Year : 2013 | Volume
: 4 | Issue : 1 | Page : 76--77
Critical appraisal skills programme
Department of Pharmacology, Government Medical College, Amritsar, India
Department of Pharmacology, Government Medical College, Amritsar
|How to cite this article:|
Singh J. Critical appraisal skills programme.J Pharmacol Pharmacother 2013;4:76-77
|How to cite this URL:|
Singh J. Critical appraisal skills programme. J Pharmacol Pharmacother [serial online] 2013 [cited 2021 Mar 3 ];4:76-77
Available from: http://www.jpharmacol.com/text.asp?2013/4/1/76/107697
The exponential growth of the availability of collected scientific information has made the task of finding the necessary evidence difficult and increasingly complicated. A methodological approach coupled with the right tools and skills to match these methods is essential for finding meaningful results. The internet has redefined and simplified search capabilities of individuals by ensuring the availability of various databases of systematic reviews, bibliographic databases, and the vast amount of published and unpublished literature concealed in various niches of the World Wide Web.
Critical appraisal skills are important in order to "sift the grain from the chaff." These skills help in making sense of research methodologies, ensuring reliability, and for drawing the right conclusions in a particular situation. Study designs are subject to a number of variables that introduce bias and it is highly recommended to use an array of standardized checklists to decide the quality of the study.
One of the earliest efforts at developing a formal methodology for critical appraisal was the Critical Appraisal Skills Programme (CASP) developed in Oxford in 1993 by Dr. Amanda Burls. The program has now evolved into an international network with branches in many countries, including India.
The website of the program (www.casp-uk.net) is a virtual platform for all that CASP stands for. The homepage of the website leads on to the CASP approach of Find, Appraise, and Act. Finding the evidence is further explained and focuses on searching various types of sources that include secondary sources, bibliographic resources, and gray literature. Examples of these sources are quoted along with their scope and major limitations.
The section on Appraising the evidence lays stress on finding out the reliability of scientific articles and their unbiasedness. Methods of critical reading that lay stress on validity of studies, importance of results, and their application to the research needs are explained. Various standardized checklists can be downloaded from a link on this page. The page on "Acting on the Evidence" explores as to what extent we can apply the findings of a study to our own situation, practical issues that affect the study, and the applicability in the local context. Patient-centered decision making is also explained and its importance in the context of evidence is explored.
Separate checklists, each comprising 10-12 questions each, are available for the appraisal of Randomized Controlled Trials, Systematic Reviews, Cohort Studies, Case-Control Studies, Qualitative Studies, Economic Evaluations, Diagnostic Studies, and Clinical Prediction Rule. These lists are wide-ranging and lend direction to any researcher who embarks on a study or has questions regarding its outcomes. These checklists which allow a structured approach to finding evidence have the potential to improve the quality of an individual's study plan and could be used to screen out research that is of low quality. Although less comprehensive than the methodology followed by Consort Group (www.consort-statement.org), the CASP guidelines are easier to follow, especially for the novice researcher.

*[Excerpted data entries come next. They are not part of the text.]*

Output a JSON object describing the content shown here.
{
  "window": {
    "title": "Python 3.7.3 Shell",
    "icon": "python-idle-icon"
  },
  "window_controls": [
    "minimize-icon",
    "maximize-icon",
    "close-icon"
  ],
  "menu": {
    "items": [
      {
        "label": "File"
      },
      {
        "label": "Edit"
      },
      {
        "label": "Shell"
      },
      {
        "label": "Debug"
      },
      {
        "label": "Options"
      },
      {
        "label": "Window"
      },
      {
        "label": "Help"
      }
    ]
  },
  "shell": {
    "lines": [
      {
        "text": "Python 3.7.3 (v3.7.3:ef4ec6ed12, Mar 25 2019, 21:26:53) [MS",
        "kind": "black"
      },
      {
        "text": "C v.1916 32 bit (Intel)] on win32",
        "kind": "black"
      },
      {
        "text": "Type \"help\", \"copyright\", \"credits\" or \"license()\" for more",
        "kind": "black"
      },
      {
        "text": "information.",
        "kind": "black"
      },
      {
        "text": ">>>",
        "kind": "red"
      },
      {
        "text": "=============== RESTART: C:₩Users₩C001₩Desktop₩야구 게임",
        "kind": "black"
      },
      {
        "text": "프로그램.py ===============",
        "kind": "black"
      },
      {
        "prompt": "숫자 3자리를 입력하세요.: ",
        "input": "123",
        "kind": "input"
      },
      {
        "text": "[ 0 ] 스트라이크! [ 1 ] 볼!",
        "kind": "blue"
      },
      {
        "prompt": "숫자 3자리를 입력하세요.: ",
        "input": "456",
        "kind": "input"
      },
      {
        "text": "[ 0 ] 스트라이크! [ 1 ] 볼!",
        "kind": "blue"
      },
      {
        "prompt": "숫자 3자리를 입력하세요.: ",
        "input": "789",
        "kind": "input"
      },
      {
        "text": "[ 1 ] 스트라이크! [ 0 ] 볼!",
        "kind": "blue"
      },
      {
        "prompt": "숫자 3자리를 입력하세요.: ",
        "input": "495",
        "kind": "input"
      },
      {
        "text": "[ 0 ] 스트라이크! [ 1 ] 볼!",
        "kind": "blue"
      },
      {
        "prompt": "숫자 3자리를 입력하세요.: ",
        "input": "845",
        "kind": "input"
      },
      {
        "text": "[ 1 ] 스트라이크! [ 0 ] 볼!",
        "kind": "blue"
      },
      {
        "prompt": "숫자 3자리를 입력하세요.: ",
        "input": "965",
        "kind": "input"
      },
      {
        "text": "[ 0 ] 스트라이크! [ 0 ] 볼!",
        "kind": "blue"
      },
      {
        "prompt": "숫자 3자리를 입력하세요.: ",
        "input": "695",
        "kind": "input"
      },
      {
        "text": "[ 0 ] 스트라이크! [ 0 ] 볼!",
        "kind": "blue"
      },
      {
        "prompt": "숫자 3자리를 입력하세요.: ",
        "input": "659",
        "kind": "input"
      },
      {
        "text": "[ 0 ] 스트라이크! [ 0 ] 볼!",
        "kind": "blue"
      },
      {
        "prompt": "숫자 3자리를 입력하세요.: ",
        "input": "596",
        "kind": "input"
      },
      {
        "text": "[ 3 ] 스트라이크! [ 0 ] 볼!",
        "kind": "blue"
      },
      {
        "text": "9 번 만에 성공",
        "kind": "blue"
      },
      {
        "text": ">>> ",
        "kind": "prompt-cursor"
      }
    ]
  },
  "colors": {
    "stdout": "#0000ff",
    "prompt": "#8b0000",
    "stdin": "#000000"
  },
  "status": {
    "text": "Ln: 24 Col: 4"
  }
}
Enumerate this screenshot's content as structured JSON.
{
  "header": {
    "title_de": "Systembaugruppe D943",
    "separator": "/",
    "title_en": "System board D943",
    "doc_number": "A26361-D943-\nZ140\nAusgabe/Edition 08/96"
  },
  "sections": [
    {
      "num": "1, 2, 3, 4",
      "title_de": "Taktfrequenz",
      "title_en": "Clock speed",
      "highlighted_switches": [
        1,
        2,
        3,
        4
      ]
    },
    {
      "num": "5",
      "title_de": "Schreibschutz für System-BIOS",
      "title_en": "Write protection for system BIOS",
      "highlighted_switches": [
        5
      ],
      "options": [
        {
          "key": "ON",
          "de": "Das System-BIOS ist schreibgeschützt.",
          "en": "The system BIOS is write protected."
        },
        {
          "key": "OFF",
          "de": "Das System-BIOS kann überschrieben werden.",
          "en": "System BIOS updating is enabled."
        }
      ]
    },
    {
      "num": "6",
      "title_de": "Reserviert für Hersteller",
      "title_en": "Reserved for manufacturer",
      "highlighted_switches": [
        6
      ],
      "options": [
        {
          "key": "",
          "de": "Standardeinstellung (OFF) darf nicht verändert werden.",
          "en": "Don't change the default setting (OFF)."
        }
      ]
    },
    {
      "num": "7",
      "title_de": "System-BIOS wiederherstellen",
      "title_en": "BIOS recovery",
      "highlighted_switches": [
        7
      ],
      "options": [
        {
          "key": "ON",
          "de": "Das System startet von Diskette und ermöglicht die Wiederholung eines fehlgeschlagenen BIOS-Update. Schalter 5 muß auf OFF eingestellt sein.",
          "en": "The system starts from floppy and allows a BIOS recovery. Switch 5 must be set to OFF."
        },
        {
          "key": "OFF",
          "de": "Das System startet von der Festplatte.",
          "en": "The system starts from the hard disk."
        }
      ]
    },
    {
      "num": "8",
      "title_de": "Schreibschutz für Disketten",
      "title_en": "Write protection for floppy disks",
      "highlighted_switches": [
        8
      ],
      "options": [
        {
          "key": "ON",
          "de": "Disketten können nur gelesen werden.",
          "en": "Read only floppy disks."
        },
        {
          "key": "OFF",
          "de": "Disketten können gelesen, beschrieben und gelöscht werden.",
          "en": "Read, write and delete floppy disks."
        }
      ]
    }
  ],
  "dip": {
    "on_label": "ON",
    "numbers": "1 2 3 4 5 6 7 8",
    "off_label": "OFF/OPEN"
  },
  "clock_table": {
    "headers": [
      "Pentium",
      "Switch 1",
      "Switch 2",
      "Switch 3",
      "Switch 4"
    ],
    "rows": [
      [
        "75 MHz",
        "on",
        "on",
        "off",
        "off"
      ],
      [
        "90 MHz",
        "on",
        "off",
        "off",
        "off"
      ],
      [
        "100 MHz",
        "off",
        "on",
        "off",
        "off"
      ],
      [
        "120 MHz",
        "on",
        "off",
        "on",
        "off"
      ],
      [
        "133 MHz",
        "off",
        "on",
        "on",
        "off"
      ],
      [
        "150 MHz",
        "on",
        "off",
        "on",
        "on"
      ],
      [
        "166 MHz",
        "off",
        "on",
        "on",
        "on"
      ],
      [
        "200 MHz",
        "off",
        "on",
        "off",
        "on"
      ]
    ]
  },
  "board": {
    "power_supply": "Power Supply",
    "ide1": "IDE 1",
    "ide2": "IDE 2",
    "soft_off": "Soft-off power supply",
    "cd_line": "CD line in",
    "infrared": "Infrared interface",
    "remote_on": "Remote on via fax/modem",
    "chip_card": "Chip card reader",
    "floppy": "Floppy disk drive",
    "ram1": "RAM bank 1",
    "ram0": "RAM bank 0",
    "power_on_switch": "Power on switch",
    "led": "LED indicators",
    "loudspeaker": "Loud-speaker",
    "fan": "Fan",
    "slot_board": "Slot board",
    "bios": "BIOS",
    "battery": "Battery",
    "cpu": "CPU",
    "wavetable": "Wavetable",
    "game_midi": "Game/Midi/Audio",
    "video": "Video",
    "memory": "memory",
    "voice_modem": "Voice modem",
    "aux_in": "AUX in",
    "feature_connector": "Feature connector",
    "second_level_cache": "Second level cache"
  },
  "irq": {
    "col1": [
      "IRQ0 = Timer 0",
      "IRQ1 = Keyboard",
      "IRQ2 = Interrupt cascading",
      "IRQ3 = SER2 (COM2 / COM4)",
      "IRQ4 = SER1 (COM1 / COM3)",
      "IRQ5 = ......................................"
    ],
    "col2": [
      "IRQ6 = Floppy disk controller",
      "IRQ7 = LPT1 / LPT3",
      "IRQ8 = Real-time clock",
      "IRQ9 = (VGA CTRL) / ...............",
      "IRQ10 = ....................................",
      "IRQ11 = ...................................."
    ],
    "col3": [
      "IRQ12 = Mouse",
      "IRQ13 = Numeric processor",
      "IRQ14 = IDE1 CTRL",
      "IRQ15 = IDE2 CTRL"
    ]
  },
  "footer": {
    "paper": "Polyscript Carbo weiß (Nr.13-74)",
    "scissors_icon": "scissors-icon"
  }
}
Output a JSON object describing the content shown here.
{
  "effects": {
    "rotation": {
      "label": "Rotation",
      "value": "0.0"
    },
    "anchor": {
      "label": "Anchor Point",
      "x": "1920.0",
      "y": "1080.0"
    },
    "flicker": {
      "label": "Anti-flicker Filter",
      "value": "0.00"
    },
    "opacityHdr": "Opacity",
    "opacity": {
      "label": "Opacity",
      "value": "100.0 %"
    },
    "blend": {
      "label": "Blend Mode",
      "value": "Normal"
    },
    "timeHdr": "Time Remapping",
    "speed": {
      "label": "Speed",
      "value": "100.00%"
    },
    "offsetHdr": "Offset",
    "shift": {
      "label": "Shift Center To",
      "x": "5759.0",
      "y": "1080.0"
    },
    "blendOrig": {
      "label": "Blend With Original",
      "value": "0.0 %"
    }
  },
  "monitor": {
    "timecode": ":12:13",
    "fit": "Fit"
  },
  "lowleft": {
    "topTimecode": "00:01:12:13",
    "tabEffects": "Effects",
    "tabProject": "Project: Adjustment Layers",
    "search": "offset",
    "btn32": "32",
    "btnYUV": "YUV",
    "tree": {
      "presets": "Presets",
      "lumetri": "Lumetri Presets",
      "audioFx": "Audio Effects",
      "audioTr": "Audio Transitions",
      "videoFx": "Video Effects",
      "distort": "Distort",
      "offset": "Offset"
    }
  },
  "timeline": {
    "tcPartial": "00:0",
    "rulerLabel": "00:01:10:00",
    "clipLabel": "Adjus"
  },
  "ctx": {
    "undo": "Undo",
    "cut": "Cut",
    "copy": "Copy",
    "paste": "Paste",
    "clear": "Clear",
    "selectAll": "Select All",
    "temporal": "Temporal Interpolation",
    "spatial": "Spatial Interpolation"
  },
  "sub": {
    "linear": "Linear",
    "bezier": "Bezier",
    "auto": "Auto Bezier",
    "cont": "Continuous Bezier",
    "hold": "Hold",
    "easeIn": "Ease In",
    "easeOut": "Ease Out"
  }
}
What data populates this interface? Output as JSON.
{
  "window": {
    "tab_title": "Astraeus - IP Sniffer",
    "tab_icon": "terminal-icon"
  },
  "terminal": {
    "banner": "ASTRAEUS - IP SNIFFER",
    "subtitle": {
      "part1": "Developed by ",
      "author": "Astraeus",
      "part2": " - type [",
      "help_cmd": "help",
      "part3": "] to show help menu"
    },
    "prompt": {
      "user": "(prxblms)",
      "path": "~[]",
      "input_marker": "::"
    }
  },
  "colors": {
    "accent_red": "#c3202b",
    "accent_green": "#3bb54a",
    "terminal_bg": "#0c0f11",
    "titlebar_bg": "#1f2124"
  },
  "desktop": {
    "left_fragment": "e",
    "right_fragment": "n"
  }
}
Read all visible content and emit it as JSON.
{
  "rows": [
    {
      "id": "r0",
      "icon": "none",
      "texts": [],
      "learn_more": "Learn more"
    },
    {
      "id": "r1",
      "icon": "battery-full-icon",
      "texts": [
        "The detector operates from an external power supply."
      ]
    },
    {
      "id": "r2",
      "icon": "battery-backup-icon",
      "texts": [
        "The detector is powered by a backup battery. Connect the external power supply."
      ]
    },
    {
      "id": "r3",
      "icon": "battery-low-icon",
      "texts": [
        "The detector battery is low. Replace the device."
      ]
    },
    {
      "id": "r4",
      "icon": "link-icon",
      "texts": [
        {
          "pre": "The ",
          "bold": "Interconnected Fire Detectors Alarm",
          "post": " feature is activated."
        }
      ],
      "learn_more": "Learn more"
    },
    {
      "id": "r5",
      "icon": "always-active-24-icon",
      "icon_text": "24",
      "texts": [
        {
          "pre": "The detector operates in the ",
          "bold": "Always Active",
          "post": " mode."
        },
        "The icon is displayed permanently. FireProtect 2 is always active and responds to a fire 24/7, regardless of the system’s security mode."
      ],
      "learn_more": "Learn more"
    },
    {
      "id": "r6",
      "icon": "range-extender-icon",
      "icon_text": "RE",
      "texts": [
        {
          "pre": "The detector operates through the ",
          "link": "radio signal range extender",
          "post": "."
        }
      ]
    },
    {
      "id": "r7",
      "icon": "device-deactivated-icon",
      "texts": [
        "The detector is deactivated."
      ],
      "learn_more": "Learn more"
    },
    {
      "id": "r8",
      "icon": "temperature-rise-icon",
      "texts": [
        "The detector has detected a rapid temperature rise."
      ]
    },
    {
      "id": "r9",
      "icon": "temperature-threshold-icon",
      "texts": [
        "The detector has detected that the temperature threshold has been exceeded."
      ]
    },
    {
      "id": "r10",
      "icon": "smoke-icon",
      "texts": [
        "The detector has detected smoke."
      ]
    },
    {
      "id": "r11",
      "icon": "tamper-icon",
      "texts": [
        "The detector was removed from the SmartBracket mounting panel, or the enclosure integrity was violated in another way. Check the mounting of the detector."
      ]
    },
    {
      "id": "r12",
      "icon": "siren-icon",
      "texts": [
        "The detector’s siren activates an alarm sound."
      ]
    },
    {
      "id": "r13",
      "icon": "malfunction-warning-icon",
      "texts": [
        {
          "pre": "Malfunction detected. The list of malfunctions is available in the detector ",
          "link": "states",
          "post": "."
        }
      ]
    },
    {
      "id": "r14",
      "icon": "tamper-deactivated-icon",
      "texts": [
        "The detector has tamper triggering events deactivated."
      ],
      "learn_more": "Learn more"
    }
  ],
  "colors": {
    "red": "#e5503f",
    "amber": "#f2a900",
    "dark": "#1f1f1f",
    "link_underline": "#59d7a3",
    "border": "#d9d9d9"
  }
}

Two checklists that have a definite edge over other similar lists are the Diagnostic Checklist and the Economic Evaluation checklist. The more prevalent STARD (Standards for the Reporting of Diagnostic Accuracy Studies) website (www.stard-statement.org) provides a detailed checklist and an intricate flowchart; however, the 12-question CASP Diagnostic checklist is easier to follow and implement. Similarly the CASP Economic Evaluation checklist is unique and provides a simple and easy-to-implement algorithm for economic evaluation of a research study.
Conducting training for scientists and clinicians working in various spheres is one of the major activities of CASP, especially after it became a not-for-profit international entity. The webpage pertaining to workshops gives details of the methodology adapted for training, the calendar of forthcoming events, and the opinion of different individuals who have attended these proceedings. An exclusive function carried out by the training team is to train the trainers, who in turn spread the message to others by imparting critical appraisal skills.
The CASP propagates a systematic process through which the strengths and weaknesses of a research study can be identified. Adherence to this process enhances the usefulness of a study and its findings. It also helps in assessing study design and the applicability of studies to a local perspective in the most economical manner.
CASP is recommended for new researchers and those who wish to have quick, simple, and easy-to-understand tools for answering common questions regarding a scientific study.